Many progressive feminists mark “Equal Pay Day” as a sad day, the day that women would have to work into 2021 to catch up with men’s earnings from 2020. Equal Pay Day this year was yesterday, March 24th.

Indeed, if the wage gap were really what it is often presented to be—evidence of widespread discrimination against women—then Equal Pay Day would be more than sad. It would be an outrage. And it would represent widespread violation of existing laws that prohibit discrimination.

But that’s not what the wage gap is at all. The raw wage gap isn’t a measure of “equal pay for equal work.” It’s a comparison of averages that does not account for many factors that can affect pay.

The wage gap is not evidence not of discrimination, but rather evidence for the difference between women and men and their approach to their careers. Namely, the biggest difference is that women more often make the choice of accepting lower pay, slower advancement, and less influence in their workplaces and industries in order to dedicate more of their time and efforts to their families. Often, this isn’t something to mourn, but rather something to applaud.
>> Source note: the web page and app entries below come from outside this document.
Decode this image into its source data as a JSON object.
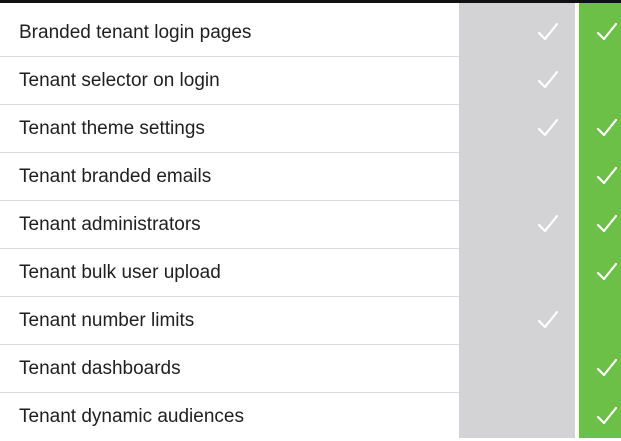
{
  "colors": {
    "plan_basic_column": "#d3d3d5",
    "plan_pro_column": "#6cbf47",
    "check_mark": "#ffffff",
    "text": "#1f1f1f"
  },
  "features": [
    {
      "label": "Branded tenant login pages",
      "basic": true,
      "pro": true
    },
    {
      "label": "Tenant selector on login",
      "basic": true,
      "pro": false
    },
    {
      "label": "Tenant theme settings",
      "basic": true,
      "pro": true
    },
    {
      "label": "Tenant branded emails",
      "basic": false,
      "pro": true
    },
    {
      "label": "Tenant administrators",
      "basic": true,
      "pro": true
    },
    {
      "label": "Tenant bulk user upload",
      "basic": false,
      "pro": true
    },
    {
      "label": "Tenant number limits",
      "basic": true,
      "pro": false
    },
    {
      "label": "Tenant dashboards",
      "basic": false,
      "pro": true
    },
    {
      "label": "Tenant dynamic audiences",
      "basic": false,
      "pro": true
    }
  ],
  "icons": {
    "included": "checkmark-icon"
  }
}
COVID has complicated all of this. In fact, never (in modern times) has there been a time where this tradeoff was more sharply felt. Millions of women stepped back at work (some getting laid off, some quitting, and some simply struggling along in jobs we’ve managed to keep) because of disruptions to school schedules, childcare arrangements and other social supports.

For many women, this transition has been incredibly difficult, and it has not been a happy, sacrificial choice we’ve made for our families. It has not felt like a choice at all. It has challenged marriages and family dynamics. It has put stress on family budgets. It has created uncertainty about the economic and professional futures of many women.

Many women have experienced increased levels of emotional and mental stress as a result. While we might frame the pandemic’s “increased opportunities for family time” as a silver lining, this hasn’t always been welcome or easy.

Indeed, the entire COVID pandemic has not been welcome or easy for anyone. It’s been a tragedy, and everyone—to varying degrees—has faced reduced freedom and inferior sets of choices as a result. But when push came to shove, women took care of home first. They proctored the virtual school lessons. They breastfed during Zoom meetings. They took care of kids who merely had a runny nose, putting aside other aspirations for the day, because runny noses took on the specter of deadly disease during a year of uncertainty about public health.

But, even before and outside of the COVID pandemic, many women embrace the choice to prioritize their children and families, even if just for a short time during their working years (and even if the choice is not a simple or easy one). This phenomenon, unlike sex-based wage discrimination, is the primary driver of the male-female wage gap.

It follows that if the raw wage gap were reduced to zero, this would represent men and women taking more similar approaches to their careers and families. This is something that many progressives hope for: They hope for a world where there are no differences between women and men (as evidenced by their advancement of the Equal Rights Amendment and the Equality Act, which would both threaten and undermine legal distinctions between women and men, even when these distinctions make sense, e.g. the military draft or sex-segregated spaces).

Would this be so bad?

One could imagine two paths here: One path requires programs like universally available daycare, which might allow more women to approach our careers and jobs “like men.” The alternative path might mean that fathers took more paternity leave, “leaning out” rather than “leaning in” at work, and supporting their wives’ careers in ways similar to how so many women support their husbands’ careers today.

The inconvenient truth for progressives is that, on the whole, women and men don’t prefer either of the above. Daycare is parents’ least preferred option for childcare, both as expressed in surveys and as observed in their behaviors. And even in countries where paternity leave is offered to both parents and encouraged among fathers, fathers take far less leave. In Pew’s most recent survey of American moms and dads, far more working dads (82 percent) than working moms (51 percent) say that working full-time is ideal for them at this point in their lives.

Instead of shaming women (and men) for their preferences and choices around work and family, which often reflect deep, inherent differences between the sexes, we should accept and even celebrate that the wage gap represents that many women, in the U.S. and globally, are willing to trade influence in the workplace and economy for the influence they can have in the lives of their families. If the end of the wage gap meant that women no longer made this trade, our society and families would be worse off, even if Equal Pay Day landed on January 1st.